Jorge Lorenzo was fending off rumours started in the Spanish press that HRC are ready to jettison him at the end of this season if his results don’t improve forthwith.
“Nobody has given me an ultimatum. You always hear these kinds of rumours when your results are bad. But I have a two-year contract, and nobody at Honda has spoken to me about this.”
He had been through similar problems and similar rumours in his previous two years at Ducati, and by the time he had got the bike to his liking and started winning races, a third of the way into his second year, he had already decided to move on. But he went on to prove that he could adapt his smooth style to a very different bike from the Yamaha that took him to three world championships.
“The patience a team has is not up to me … but it’s important we understand this is going to be a long process.”
The switch was not going to come naturally, he continued. “The Honda needs to be ridden braking very late, tipping it in quickly, with a big angle of lean.” He would have to adapt his technique to suit.
“But the same was true of the Ducati. I need more time to adapt,” he said, drawing parallels with Zarco’s difficulties on the KTM.

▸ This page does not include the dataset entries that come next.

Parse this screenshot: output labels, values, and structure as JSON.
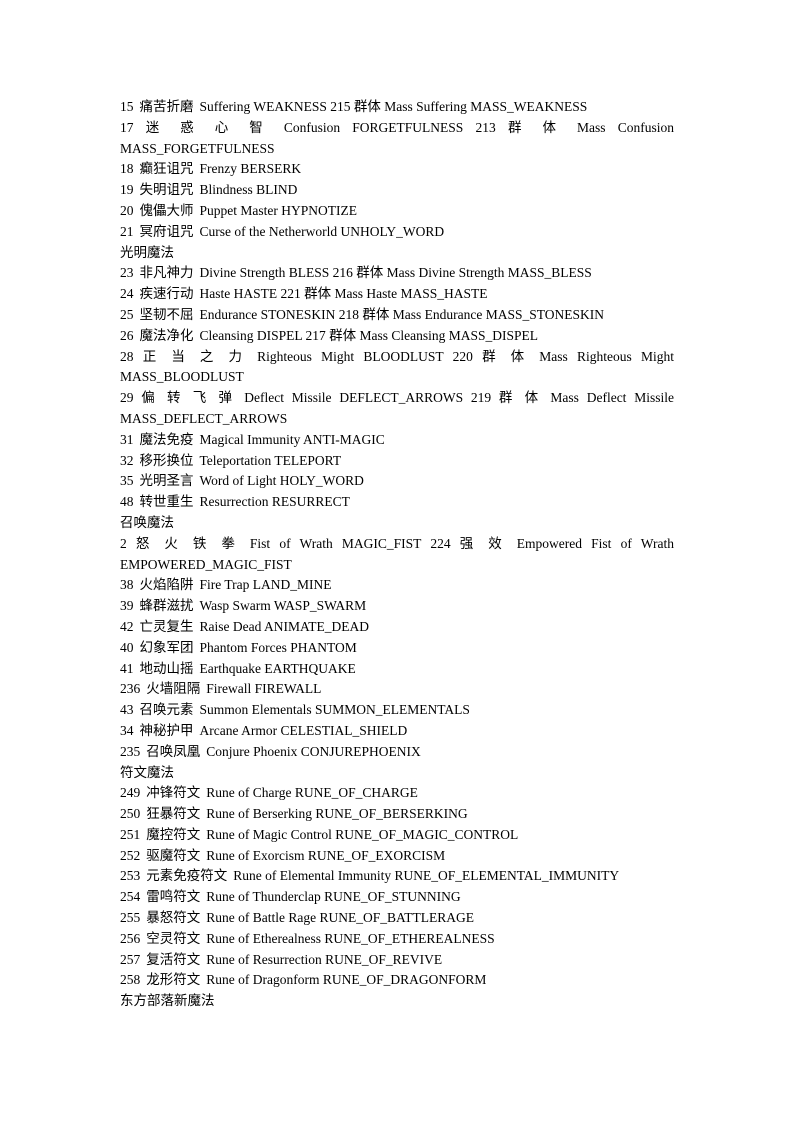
{
  "document": {
    "lines": [
      {
        "type": "entry",
        "id": "15",
        "cn": "痛苦折磨",
        "en": "Suffering WEAKNESS 215 群体 Mass Suffering MASS_WEAKNESS"
      },
      {
        "type": "wrapped",
        "first": "17　迷 惑 心 智　Confusion　FORGETFULNESS　213　群 体　Mass　Confusion",
        "second": "MASS_FORGETFULNESS"
      },
      {
        "type": "entry",
        "id": "18",
        "cn": "癫狂诅咒",
        "en": "Frenzy BERSERK"
      },
      {
        "type": "entry",
        "id": "19",
        "cn": "失明诅咒",
        "en": "Blindness BLIND"
      },
      {
        "type": "entry",
        "id": "20",
        "cn": "傀儡大师",
        "en": "Puppet Master HYPNOTIZE"
      },
      {
        "type": "entry",
        "id": "21",
        "cn": "冥府诅咒",
        "en": "Curse of the Netherworld UNHOLY_WORD"
      },
      {
        "type": "heading",
        "text": "光明魔法"
      },
      {
        "type": "entry",
        "id": "23",
        "cn": "非凡神力",
        "en": "Divine Strength BLESS 216 群体 Mass Divine Strength MASS_BLESS"
      },
      {
        "type": "entry",
        "id": "24",
        "cn": "疾速行动",
        "en": "Haste HASTE 221 群体 Mass Haste MASS_HASTE"
      },
      {
        "type": "entry",
        "id": "25",
        "cn": "坚韧不屈",
        "en": "Endurance STONESKIN 218 群体 Mass Endurance MASS_STONESKIN"
      },
      {
        "type": "entry",
        "id": "26",
        "cn": "魔法净化",
        "en": "Cleansing DISPEL 217 群体 Mass Cleansing MASS_DISPEL"
      },
      {
        "type": "wrapped",
        "first": "28　正 当 之 力　Righteous　Might　BLOODLUST　220　群 体　Mass　Righteous　Might",
        "second": "MASS_BLOODLUST"
      },
      {
        "type": "wrapped",
        "first": "29　偏 转 飞 弹　Deflect　Missile　DEFLECT_ARROWS　219　群 体　Mass　Deflect　Missile",
        "second": "MASS_DEFLECT_ARROWS"
      },
      {
        "type": "entry",
        "id": "31",
        "cn": "魔法免疫",
        "en": "Magical Immunity ANTI-MAGIC"
      },
      {
        "type": "entry",
        "id": "32",
        "cn": "移形换位",
        "en": "Teleportation TELEPORT"
      },
      {
        "type": "entry",
        "id": "35",
        "cn": "光明圣言",
        "en": "Word of Light HOLY_WORD"
      },
      {
        "type": "entry",
        "id": "48",
        "cn": "转世重生",
        "en": "Resurrection RESURRECT"
      },
      {
        "type": "heading",
        "text": "召唤魔法"
      },
      {
        "type": "wrapped",
        "first": "2　怒 火 铁 拳　Fist　of　Wrath　MAGIC_FIST　224　强 效　Empowered　Fist　of　Wrath",
        "second": "EMPOWERED_MAGIC_FIST"
      },
      {
        "type": "entry",
        "id": "38",
        "cn": "火焰陷阱",
        "en": "Fire Trap LAND_MINE"
      },
      {
        "type": "entry",
        "id": "39",
        "cn": "蜂群滋扰",
        "en": "Wasp Swarm WASP_SWARM"
      },
      {
        "type": "entry",
        "id": "42",
        "cn": "亡灵复生",
        "en": "Raise Dead ANIMATE_DEAD"
      },
      {
        "type": "entry",
        "id": "40",
        "cn": "幻象军团",
        "en": "Phantom Forces PHANTOM"
      },
      {
        "type": "entry",
        "id": "41",
        "cn": "地动山摇",
        "en": "Earthquake EARTHQUAKE"
      },
      {
        "type": "entry",
        "id": "236",
        "cn": "火墙阻隔",
        "en": "Firewall FIREWALL"
      },
      {
        "type": "entry",
        "id": "43",
        "cn": "召唤元素",
        "en": "Summon Elementals SUMMON_ELEMENTALS"
      },
      {
        "type": "entry",
        "id": "34",
        "cn": "神秘护甲",
        "en": "Arcane Armor CELESTIAL_SHIELD"
      },
      {
        "type": "entry",
        "id": "235",
        "cn": "召唤凤凰",
        "en": "Conjure Phoenix CONJUREPHOENIX"
      },
      {
        "type": "heading",
        "text": "符文魔法"
      },
      {
        "type": "entry",
        "id": "249",
        "cn": "冲锋符文",
        "en": "Rune of Charge RUNE_OF_CHARGE"
      },
      {
        "type": "entry",
        "id": "250",
        "cn": "狂暴符文",
        "en": "Rune of Berserking RUNE_OF_BERSERKING"
      },
      {
        "type": "entry",
        "id": "251",
        "cn": "魔控符文",
        "en": "Rune of Magic Control RUNE_OF_MAGIC_CONTROL"
      },
      {
        "type": "entry",
        "id": "252",
        "cn": "驱魔符文",
        "en": "Rune of Exorcism RUNE_OF_EXORCISM"
      },
      {
        "type": "entry",
        "id": "253",
        "cn": "元素免疫符文",
        "en": "Rune of Elemental Immunity RUNE_OF_ELEMENTAL_IMMUNITY"
      },
      {
        "type": "entry",
        "id": "254",
        "cn": "雷鸣符文",
        "en": "Rune of Thunderclap RUNE_OF_STUNNING"
      },
      {
        "type": "entry",
        "id": "255",
        "cn": "暴怒符文",
        "en": "Rune of Battle Rage RUNE_OF_BATTLERAGE"
      },
      {
        "type": "entry",
        "id": "256",
        "cn": "空灵符文",
        "en": "Rune of Etherealness RUNE_OF_ETHEREALNESS"
      },
      {
        "type": "entry",
        "id": "257",
        "cn": "复活符文",
        "en": "Rune of Resurrection RUNE_OF_REVIVE"
      },
      {
        "type": "entry",
        "id": "258",
        "cn": "龙形符文",
        "en": "Rune of Dragonform RUNE_OF_DRAGONFORM"
      },
      {
        "type": "heading",
        "text": "东方部落新魔法"
      }
    ]
  }
}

In line with other Honda riders, he said “the front is not the best point. It is very sensitive. I am having accidents. But we have strong points – in entry, and corner speed.”
Lorenzo was fourth-fastest on the first day of practice at Le Mans, in spite of a crash in the morning. This matched the last race in Spain, although he went backwards from there.
He had switched back to the standard Honda seat, giving him “in terms of benefit, a small step, but a small step is like a victory. We will try more things tomorrow.”
By Michael Scott